**TASK TO COMPLETE:**
Each record below needs to be set down again exactly.

*** Opening DATA PROVIDED ***

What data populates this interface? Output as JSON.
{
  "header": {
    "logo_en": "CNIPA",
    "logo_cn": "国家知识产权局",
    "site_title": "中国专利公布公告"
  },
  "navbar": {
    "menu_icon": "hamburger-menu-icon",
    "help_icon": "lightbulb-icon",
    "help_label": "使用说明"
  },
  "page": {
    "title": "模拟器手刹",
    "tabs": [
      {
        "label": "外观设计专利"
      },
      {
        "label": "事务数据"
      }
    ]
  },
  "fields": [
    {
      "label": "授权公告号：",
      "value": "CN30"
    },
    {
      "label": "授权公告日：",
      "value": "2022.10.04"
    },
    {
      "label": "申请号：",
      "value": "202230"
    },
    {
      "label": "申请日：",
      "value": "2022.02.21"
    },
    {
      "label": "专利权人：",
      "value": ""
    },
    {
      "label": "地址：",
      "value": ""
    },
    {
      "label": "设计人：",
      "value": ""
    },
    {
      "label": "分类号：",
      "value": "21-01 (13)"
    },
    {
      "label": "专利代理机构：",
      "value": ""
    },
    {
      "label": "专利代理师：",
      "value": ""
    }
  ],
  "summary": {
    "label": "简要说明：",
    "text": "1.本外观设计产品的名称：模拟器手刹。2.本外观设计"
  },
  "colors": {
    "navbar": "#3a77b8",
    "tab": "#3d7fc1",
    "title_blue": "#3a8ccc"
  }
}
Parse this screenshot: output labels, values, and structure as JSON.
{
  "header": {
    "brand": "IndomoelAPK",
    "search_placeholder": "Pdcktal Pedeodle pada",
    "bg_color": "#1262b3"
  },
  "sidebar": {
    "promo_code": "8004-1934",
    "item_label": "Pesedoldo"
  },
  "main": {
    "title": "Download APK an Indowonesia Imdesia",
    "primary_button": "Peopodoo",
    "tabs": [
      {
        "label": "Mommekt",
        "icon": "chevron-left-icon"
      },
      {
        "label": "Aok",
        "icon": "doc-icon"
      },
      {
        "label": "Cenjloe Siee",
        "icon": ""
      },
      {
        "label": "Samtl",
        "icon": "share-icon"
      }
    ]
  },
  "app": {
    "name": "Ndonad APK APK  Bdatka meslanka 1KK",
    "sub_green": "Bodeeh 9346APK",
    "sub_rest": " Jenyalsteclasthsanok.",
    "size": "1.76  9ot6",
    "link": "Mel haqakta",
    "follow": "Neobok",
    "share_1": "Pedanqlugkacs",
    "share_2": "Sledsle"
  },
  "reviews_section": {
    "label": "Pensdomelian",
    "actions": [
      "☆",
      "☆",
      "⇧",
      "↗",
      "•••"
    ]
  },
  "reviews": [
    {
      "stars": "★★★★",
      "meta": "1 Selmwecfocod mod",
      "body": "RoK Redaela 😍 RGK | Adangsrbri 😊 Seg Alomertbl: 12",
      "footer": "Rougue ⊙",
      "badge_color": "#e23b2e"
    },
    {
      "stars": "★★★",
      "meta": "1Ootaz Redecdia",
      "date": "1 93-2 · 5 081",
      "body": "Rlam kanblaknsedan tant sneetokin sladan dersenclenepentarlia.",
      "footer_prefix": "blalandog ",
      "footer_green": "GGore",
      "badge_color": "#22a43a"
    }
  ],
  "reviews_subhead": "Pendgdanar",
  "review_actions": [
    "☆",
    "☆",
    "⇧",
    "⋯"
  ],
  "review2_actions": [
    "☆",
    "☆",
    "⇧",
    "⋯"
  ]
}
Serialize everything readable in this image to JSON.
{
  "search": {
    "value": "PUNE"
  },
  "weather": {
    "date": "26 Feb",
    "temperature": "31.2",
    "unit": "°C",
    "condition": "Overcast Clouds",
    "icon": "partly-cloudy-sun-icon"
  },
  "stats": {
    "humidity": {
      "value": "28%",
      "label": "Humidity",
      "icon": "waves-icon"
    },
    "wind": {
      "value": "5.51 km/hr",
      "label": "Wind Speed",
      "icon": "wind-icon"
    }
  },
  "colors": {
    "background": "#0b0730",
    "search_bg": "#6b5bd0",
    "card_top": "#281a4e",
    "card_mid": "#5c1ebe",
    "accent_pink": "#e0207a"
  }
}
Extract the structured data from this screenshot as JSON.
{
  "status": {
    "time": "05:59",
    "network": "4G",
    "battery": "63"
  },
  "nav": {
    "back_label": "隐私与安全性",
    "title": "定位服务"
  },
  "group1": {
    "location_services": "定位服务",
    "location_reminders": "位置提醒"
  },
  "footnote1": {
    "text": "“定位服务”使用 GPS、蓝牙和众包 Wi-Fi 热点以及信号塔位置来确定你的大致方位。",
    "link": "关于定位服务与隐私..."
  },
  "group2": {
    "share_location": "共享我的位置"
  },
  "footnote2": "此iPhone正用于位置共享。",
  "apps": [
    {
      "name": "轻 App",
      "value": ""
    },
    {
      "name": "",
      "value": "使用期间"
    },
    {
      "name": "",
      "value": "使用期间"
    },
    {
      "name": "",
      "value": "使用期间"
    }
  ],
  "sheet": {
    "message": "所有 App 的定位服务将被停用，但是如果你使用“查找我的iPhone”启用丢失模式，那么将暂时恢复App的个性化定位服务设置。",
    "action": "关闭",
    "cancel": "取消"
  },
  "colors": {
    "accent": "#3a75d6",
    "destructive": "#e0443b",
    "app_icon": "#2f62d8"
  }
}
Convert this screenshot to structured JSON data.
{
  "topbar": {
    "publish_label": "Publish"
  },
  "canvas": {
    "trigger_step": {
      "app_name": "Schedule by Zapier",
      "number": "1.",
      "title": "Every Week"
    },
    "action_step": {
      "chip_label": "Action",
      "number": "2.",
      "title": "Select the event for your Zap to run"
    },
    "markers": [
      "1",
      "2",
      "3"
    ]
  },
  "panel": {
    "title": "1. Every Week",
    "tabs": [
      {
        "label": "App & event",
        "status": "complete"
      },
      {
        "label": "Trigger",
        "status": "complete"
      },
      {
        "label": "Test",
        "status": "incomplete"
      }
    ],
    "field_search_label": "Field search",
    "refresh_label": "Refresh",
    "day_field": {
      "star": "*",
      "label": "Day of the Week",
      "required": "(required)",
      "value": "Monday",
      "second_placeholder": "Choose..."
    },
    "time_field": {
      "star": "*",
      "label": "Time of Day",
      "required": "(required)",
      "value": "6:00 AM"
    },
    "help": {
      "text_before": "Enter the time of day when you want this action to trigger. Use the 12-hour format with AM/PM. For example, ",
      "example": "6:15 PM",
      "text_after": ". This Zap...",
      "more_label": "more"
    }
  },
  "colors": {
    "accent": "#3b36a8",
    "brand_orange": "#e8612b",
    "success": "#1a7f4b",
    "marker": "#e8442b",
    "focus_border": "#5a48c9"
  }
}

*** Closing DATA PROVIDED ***

**EXERCISE SOLUTION:**
What data populates this interface? Output as JSON.
{
  "header": {
    "logo_en": "CNIPA",
    "logo_cn": "国家知识产权局",
    "site_title": "中国专利公布公告"
  },
  "navbar": {
    "menu_icon": "hamburger-menu-icon",
    "help_icon": "lightbulb-icon",
    "help_label": "使用说明"
  },
  "page": {
    "title": "模拟器手刹",
    "tabs": [
      {
        "label": "外观设计专利"
      },
      {
        "label": "事务数据"
      }
    ]
  },
  "fields": [
    {
      "label": "授权公告号：",
      "value": "CN30"
    },
    {
      "label": "授权公告日：",
      "value": "2022.10.04"
    },
    {
      "label": "申请号：",
      "value": "202230"
    },
    {
      "label": "申请日：",
      "value": "2022.02.21"
    },
    {
      "label": "专利权人：",
      "value": ""
    },
    {
      "label": "地址：",
      "value": ""
    },
    {
      "label": "设计人：",
      "value": ""
    },
    {
      "label": "分类号：",
      "value": "21-01 (13)"
    },
    {
      "label": "专利代理机构：",
      "value": ""
    },
    {
      "label": "专利代理师：",
      "value": ""
    }
  ],
  "summary": {
    "label": "简要说明：",
    "text": "1.本外观设计产品的名称：模拟器手刹。2.本外观设计"
  },
  "colors": {
    "navbar": "#3a77b8",
    "tab": "#3d7fc1",
    "title_blue": "#3a8ccc"
  }
}
Parse this screenshot: output labels, values, and structure as JSON.
{
  "header": {
    "brand": "IndomoelAPK",
    "search_placeholder": "Pdcktal Pedeodle pada",
    "bg_color": "#1262b3"
  },
  "sidebar": {
    "promo_code": "8004-1934",
    "item_label": "Pesedoldo"
  },
  "main": {
    "title": "Download APK an Indowonesia Imdesia",
    "primary_button": "Peopodoo",
    "tabs": [
      {
        "label": "Mommekt",
        "icon": "chevron-left-icon"
      },
      {
        "label": "Aok",
        "icon": "doc-icon"
      },
      {
        "label": "Cenjloe Siee",
        "icon": ""
      },
      {
        "label": "Samtl",
        "icon": "share-icon"
      }
    ]
  },
  "app": {
    "name": "Ndonad APK APK  Bdatka meslanka 1KK",
    "sub_green": "Bodeeh 9346APK",
    "sub_rest": " Jenyalsteclasthsanok.",
    "size": "1.76  9ot6",
    "link": "Mel haqakta",
    "follow": "Neobok",
    "share_1": "Pedanqlugkacs",
    "share_2": "Sledsle"
  },
  "reviews_section": {
    "label": "Pensdomelian",
    "actions": [
      "☆",
      "☆",
      "⇧",
      "↗",
      "•••"
    ]
  },
  "reviews": [
    {
      "stars": "★★★★",
      "meta": "1 Selmwecfocod mod",
      "body": "RoK Redaela 😍 RGK | Adangsrbri 😊 Seg Alomertbl: 12",
      "footer": "Rougue ⊙",
      "badge_color": "#e23b2e"
    },
    {
      "stars": "★★★",
      "meta": "1Ootaz Redecdia",
      "date": "1 93-2 · 5 081",
      "body": "Rlam kanblaknsedan tant sneetokin sladan dersenclenepentarlia.",
      "footer_prefix": "blalandog ",
      "footer_green": "GGore",
      "badge_color": "#22a43a"
    }
  ],
  "reviews_subhead": "Pendgdanar",
  "review_actions": [
    "☆",
    "☆",
    "⇧",
    "⋯"
  ],
  "review2_actions": [
    "☆",
    "☆",
    "⇧",
    "⋯"
  ]
}
Serialize everything readable in this image to JSON.
{
  "search": {
    "value": "PUNE"
  },
  "weather": {
    "date": "26 Feb",
    "temperature": "31.2",
    "unit": "°C",
    "condition": "Overcast Clouds",
    "icon": "partly-cloudy-sun-icon"
  },
  "stats": {
    "humidity": {
      "value": "28%",
      "label": "Humidity",
      "icon": "waves-icon"
    },
    "wind": {
      "value": "5.51 km/hr",
      "label": "Wind Speed",
      "icon": "wind-icon"
    }
  },
  "colors": {
    "background": "#0b0730",
    "search_bg": "#6b5bd0",
    "card_top": "#281a4e",
    "card_mid": "#5c1ebe",
    "accent_pink": "#e0207a"
  }
}
Extract the structured data from this screenshot as JSON.
{
  "status": {
    "time": "05:59",
    "network": "4G",
    "battery": "63"
  },
  "nav": {
    "back_label": "隐私与安全性",
    "title": "定位服务"
  },
  "group1": {
    "location_services": "定位服务",
    "location_reminders": "位置提醒"
  },
  "footnote1": {
    "text": "“定位服务”使用 GPS、蓝牙和众包 Wi-Fi 热点以及信号塔位置来确定你的大致方位。",
    "link": "关于定位服务与隐私..."
  },
  "group2": {
    "share_location": "共享我的位置"
  },
  "footnote2": "此iPhone正用于位置共享。",
  "apps": [
    {
      "name": "轻 App",
      "value": ""
    },
    {
      "name": "",
      "value": "使用期间"
    },
    {
      "name": "",
      "value": "使用期间"
    },
    {
      "name": "",
      "value": "使用期间"
    }
  ],
  "sheet": {
    "message": "所有 App 的定位服务将被停用，但是如果你使用“查找我的iPhone”启用丢失模式，那么将暂时恢复App的个性化定位服务设置。",
    "action": "关闭",
    "cancel": "取消"
  },
  "colors": {
    "accent": "#3a75d6",
    "destructive": "#e0443b",
    "app_icon": "#2f62d8"
  }
}
Convert this screenshot to structured JSON data.
{
  "topbar": {
    "publish_label": "Publish"
  },
  "canvas": {
    "trigger_step": {
      "app_name": "Schedule by Zapier",
      "number": "1.",
      "title": "Every Week"
    },
    "action_step": {
      "chip_label": "Action",
      "number": "2.",
      "title": "Select the event for your Zap to run"
    },
    "markers": [
      "1",
      "2",
      "3"
    ]
  },
  "panel": {
    "title": "1. Every Week",
    "tabs": [
      {
        "label": "App & event",
        "status": "complete"
      },
      {
        "label": "Trigger",
        "status": "complete"
      },
      {
        "label": "Test",
        "status": "incomplete"
      }
    ],
    "field_search_label": "Field search",
    "refresh_label": "Refresh",
    "day_field": {
      "star": "*",
      "label": "Day of the Week",
      "required": "(required)",
      "value": "Monday",
      "second_placeholder": "Choose..."
    },
    "time_field": {
      "star": "*",
      "label": "Time of Day",
      "required": "(required)",
      "value": "6:00 AM"
    },
    "help": {
      "text_before": "Enter the time of day when you want this action to trigger. Use the 12-hour format with AM/PM. For example, ",
      "example": "6:15 PM",
      "text_after": ". This Zap...",
      "more_label": "more"
    }
  },
  "colors": {
    "accent": "#3b36a8",
    "brand_orange": "#e8612b",
    "success": "#1a7f4b",
    "marker": "#e8442b",
    "focus_border": "#5a48c9"
  }
}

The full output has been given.